- _THE TASK_
Copy every line from the records below that holds the word "label".

START INPUT DATA

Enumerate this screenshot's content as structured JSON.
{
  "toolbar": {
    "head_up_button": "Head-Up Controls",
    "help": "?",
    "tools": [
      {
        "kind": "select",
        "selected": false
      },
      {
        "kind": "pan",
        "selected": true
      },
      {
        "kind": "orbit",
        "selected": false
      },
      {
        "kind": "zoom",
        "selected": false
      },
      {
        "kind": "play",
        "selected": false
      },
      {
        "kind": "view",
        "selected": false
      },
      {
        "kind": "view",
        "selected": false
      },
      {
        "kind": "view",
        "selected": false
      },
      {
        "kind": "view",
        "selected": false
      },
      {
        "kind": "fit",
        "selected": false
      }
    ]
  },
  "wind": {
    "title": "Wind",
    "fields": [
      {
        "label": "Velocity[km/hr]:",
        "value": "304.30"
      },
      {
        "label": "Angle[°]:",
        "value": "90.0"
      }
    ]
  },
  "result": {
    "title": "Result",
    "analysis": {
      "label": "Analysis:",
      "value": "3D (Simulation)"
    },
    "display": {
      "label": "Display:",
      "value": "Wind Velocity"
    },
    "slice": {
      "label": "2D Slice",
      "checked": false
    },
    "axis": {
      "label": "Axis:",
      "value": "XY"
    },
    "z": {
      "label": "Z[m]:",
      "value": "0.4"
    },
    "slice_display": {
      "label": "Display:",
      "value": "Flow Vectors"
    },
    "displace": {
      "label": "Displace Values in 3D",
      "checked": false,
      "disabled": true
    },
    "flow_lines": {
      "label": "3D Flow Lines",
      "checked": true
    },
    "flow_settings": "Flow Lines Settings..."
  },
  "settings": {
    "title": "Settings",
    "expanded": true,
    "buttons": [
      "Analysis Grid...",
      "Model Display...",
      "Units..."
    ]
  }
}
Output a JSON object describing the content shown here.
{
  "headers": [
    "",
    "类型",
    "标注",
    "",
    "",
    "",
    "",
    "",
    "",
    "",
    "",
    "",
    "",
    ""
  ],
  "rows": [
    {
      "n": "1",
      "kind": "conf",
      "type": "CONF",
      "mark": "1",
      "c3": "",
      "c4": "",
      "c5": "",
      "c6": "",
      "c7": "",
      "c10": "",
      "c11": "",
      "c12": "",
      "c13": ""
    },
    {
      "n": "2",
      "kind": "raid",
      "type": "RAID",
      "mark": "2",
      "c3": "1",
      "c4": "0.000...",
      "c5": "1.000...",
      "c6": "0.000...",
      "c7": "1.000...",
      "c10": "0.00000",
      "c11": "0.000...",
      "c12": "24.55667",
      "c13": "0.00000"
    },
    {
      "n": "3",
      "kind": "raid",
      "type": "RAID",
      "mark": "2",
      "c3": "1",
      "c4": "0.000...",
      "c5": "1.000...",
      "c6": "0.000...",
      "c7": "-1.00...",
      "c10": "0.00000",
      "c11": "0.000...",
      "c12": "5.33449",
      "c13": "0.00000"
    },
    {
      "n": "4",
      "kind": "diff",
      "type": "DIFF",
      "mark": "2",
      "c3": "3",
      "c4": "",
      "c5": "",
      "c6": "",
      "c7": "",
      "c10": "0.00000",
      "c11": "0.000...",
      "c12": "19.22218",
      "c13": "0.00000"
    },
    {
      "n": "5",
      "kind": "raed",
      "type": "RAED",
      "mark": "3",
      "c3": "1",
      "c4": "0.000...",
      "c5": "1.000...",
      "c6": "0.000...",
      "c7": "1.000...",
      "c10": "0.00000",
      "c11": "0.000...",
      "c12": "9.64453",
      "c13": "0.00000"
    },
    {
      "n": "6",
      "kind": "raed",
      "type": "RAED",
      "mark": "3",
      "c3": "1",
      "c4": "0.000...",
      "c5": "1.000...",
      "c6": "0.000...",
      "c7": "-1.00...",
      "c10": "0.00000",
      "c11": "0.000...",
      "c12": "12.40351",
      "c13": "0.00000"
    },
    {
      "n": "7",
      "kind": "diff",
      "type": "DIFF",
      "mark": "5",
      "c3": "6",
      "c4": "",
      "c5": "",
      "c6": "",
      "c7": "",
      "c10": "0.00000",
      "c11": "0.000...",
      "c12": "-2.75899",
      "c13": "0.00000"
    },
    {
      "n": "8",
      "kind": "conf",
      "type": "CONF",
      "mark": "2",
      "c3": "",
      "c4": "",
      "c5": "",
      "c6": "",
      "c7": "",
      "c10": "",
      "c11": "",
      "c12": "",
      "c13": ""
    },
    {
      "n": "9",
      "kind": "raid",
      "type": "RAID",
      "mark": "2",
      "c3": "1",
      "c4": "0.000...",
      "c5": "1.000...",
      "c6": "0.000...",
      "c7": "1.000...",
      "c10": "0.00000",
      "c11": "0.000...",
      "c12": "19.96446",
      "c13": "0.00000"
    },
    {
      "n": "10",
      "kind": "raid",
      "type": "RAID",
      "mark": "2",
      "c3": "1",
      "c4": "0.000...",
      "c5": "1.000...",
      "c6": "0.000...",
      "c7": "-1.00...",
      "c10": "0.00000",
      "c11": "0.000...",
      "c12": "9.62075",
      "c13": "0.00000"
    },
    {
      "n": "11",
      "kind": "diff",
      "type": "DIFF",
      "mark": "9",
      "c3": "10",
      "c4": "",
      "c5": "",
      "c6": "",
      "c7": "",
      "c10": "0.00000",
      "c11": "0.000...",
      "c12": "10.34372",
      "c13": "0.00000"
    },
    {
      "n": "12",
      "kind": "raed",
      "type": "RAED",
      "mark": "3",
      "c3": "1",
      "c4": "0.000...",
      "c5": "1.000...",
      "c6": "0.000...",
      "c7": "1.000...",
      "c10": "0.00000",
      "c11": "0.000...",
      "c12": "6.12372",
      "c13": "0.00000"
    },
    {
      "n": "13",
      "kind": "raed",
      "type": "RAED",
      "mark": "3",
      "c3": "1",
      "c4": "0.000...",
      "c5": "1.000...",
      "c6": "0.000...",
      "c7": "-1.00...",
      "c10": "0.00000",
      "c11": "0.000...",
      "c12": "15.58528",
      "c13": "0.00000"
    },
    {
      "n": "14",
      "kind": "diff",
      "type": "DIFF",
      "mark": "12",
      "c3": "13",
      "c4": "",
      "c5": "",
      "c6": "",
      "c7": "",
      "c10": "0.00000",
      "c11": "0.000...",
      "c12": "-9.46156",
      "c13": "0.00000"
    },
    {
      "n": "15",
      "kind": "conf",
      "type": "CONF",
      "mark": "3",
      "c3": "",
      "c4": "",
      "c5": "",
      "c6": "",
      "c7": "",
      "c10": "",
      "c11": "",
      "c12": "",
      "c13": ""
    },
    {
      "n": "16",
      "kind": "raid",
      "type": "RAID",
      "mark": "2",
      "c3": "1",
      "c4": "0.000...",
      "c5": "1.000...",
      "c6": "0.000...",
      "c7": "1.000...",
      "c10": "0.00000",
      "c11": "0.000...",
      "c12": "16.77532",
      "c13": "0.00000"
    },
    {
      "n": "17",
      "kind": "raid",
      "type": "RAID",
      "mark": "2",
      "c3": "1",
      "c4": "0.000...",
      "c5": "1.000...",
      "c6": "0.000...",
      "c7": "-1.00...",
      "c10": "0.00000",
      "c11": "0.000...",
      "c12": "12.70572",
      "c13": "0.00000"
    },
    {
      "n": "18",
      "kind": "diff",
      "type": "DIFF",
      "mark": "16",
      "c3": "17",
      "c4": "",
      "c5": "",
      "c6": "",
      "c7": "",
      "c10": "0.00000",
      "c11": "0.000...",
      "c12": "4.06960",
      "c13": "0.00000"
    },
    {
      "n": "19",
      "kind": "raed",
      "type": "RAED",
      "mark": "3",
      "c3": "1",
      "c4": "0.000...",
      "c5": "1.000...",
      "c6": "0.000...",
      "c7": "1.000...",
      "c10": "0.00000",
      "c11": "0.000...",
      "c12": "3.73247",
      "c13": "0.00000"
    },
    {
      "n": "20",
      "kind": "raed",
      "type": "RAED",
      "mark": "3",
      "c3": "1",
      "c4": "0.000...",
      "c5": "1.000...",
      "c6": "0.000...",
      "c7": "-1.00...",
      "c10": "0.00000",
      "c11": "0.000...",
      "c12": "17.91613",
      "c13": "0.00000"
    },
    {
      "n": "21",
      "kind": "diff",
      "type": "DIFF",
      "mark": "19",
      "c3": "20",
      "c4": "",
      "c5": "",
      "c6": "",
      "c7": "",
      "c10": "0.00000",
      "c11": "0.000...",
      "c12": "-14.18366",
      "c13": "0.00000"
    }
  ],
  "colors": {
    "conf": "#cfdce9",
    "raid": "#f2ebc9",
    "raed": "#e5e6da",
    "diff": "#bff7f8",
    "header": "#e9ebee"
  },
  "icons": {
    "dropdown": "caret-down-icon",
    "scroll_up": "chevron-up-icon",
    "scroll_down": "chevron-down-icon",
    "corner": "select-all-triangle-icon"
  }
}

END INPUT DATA

- _REPLY_
        "label": "Velocity[km/hr]:",
        "label": "Angle[°]:",
      "label": "Analysis:",
      "label": "Display:",
      "label": "2D Slice",
      "label": "Axis:",
      "label": "Z[m]:",
      "label": "Display:",
      "label": "Displace Values in 3D",
      "label": "3D Flow Lines",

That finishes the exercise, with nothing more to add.